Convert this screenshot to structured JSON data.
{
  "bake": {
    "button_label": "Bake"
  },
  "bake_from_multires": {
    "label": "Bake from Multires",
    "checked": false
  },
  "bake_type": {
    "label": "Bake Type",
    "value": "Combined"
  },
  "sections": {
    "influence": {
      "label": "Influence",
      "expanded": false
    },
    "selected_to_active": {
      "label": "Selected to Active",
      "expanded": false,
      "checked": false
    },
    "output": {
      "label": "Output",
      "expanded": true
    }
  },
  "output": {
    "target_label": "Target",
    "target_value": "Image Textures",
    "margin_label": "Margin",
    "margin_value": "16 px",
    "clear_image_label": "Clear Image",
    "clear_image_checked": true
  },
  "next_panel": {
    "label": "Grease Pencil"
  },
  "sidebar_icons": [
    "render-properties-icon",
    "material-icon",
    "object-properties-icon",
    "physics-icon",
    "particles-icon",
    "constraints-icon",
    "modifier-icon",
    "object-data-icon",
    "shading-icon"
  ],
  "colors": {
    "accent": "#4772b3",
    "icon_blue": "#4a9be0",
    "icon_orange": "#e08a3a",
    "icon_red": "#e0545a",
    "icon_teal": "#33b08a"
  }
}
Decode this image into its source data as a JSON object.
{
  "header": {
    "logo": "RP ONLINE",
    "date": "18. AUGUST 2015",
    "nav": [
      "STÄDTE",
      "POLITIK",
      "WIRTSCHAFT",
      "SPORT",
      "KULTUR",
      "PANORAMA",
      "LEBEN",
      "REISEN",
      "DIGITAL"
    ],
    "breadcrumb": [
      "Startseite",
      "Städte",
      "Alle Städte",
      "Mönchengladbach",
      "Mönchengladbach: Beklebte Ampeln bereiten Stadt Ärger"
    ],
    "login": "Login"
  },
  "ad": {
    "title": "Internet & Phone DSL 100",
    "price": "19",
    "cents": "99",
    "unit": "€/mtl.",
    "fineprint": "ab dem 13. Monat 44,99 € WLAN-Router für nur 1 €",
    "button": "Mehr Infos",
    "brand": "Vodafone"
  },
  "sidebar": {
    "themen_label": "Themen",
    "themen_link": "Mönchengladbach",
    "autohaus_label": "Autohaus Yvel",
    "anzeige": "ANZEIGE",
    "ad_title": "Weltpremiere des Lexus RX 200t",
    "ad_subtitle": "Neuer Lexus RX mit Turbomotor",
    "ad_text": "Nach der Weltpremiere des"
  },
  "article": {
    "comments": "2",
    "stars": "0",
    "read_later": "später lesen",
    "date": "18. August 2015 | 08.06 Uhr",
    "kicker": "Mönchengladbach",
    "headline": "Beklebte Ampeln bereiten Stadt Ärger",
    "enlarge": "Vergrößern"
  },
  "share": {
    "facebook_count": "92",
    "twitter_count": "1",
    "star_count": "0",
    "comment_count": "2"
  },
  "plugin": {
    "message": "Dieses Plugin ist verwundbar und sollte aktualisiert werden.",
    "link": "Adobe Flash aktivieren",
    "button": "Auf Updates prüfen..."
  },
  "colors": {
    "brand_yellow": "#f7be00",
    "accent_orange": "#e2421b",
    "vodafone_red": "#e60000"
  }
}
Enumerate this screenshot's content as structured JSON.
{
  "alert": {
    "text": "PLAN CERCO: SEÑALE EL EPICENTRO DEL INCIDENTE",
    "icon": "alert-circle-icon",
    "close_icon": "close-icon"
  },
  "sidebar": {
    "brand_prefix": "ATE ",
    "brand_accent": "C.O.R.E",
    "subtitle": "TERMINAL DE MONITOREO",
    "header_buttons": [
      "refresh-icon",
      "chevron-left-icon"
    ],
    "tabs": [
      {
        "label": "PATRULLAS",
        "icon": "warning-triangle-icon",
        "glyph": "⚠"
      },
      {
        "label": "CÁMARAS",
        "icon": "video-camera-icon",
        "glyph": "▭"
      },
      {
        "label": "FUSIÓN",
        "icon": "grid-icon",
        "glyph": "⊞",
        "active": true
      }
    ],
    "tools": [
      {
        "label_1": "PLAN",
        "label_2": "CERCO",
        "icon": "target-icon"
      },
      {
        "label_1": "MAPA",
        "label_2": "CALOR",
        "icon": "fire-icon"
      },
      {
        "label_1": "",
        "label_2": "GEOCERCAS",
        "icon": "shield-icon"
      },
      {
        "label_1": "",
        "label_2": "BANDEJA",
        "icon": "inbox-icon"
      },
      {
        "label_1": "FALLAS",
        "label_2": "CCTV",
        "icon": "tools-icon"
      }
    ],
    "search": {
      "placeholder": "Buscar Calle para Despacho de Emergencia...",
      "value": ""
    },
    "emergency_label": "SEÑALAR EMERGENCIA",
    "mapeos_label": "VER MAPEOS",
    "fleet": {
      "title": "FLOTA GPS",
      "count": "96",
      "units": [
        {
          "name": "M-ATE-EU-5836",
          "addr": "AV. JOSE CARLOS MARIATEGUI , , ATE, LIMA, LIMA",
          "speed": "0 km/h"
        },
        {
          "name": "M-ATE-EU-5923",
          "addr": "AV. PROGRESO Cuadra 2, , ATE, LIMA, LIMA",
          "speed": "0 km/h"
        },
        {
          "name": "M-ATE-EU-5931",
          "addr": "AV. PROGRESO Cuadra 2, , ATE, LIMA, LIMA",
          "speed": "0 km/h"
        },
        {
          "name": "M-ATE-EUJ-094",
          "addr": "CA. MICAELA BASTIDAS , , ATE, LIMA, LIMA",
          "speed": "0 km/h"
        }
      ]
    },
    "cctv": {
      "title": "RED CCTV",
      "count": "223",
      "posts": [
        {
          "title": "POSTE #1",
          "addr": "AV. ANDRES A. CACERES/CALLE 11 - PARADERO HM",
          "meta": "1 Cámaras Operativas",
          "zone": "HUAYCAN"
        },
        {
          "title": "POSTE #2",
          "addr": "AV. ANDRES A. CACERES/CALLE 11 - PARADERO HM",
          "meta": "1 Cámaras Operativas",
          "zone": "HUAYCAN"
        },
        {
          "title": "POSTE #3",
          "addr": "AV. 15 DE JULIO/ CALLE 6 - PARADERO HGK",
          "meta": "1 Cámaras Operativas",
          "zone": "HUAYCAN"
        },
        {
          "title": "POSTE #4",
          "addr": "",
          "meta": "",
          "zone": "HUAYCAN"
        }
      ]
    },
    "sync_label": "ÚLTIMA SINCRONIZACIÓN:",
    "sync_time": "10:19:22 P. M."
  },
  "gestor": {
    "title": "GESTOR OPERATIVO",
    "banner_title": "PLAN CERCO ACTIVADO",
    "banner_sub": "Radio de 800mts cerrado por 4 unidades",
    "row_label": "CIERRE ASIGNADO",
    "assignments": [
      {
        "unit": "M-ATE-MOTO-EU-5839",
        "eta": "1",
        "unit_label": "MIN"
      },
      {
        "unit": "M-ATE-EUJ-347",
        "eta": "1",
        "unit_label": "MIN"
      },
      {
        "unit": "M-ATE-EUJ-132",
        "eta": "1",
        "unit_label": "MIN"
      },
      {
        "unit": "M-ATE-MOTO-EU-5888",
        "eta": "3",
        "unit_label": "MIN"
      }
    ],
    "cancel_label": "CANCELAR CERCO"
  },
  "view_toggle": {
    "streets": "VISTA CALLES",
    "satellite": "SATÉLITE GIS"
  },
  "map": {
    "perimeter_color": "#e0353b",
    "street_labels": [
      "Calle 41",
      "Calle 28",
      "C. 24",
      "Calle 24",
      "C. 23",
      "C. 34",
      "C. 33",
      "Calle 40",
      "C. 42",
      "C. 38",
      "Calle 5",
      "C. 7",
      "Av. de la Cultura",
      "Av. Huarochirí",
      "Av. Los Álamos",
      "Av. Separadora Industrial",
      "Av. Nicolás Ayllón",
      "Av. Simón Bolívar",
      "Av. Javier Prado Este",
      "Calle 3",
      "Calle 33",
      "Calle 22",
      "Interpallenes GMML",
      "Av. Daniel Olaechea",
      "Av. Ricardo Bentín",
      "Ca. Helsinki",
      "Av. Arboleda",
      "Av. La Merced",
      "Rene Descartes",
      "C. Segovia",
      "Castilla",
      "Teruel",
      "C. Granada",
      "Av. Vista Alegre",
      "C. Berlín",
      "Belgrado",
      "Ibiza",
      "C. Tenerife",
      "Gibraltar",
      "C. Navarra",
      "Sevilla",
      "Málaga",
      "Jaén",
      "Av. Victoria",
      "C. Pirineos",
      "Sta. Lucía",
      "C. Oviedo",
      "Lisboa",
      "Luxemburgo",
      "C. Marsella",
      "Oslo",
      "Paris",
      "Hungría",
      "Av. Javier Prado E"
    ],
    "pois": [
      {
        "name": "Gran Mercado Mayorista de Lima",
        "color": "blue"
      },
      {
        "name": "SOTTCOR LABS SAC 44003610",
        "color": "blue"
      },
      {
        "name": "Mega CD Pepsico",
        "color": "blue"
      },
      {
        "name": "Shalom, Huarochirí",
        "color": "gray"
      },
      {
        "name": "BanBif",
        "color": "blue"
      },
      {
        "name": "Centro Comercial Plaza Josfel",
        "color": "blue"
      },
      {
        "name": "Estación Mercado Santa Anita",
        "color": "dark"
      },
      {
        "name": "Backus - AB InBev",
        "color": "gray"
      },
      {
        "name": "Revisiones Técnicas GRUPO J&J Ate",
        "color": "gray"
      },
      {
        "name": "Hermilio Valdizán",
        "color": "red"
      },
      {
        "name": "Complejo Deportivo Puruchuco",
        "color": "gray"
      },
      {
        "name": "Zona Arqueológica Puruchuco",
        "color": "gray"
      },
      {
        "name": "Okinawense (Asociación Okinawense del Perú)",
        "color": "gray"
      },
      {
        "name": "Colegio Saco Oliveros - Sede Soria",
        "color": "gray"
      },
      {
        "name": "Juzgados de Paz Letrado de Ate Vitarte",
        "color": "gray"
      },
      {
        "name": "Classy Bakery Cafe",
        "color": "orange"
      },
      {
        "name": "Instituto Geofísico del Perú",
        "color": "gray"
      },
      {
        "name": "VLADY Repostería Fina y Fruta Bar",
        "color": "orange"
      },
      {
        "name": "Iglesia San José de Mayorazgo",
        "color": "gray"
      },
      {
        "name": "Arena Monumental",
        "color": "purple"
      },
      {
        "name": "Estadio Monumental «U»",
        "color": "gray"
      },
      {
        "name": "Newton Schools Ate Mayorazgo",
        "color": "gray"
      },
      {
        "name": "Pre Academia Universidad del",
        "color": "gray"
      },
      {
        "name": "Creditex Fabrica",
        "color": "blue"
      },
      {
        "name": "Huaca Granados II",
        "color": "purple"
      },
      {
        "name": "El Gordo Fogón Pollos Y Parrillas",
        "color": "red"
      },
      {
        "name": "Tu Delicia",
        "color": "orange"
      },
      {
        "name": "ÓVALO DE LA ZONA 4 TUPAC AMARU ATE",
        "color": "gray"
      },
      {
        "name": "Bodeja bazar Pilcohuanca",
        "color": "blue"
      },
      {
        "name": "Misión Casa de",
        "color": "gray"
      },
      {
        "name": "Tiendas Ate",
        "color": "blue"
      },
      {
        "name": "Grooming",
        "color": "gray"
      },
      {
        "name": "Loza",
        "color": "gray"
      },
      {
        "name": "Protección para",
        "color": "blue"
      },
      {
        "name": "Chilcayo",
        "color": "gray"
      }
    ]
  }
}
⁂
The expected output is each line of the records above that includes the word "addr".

▶ **The answer**
          "addr": "AV. JOSE CARLOS MARIATEGUI , , ATE, LIMA, LIMA",
          "addr": "AV. PROGRESO Cuadra 2, , ATE, LIMA, LIMA",
          "addr": "AV. PROGRESO Cuadra 2, , ATE, LIMA, LIMA",
          "addr": "CA. MICAELA BASTIDAS , , ATE, LIMA, LIMA",
          "addr": "AV. ANDRES A. CACERES/CALLE 11 - PARADERO HM",
          "addr": "AV. ANDRES A. CACERES/CALLE 11 - PARADERO HM",
          "addr": "AV. 15 DE JULIO/ CALLE 6 - PARADERO HGK",
          "addr": "",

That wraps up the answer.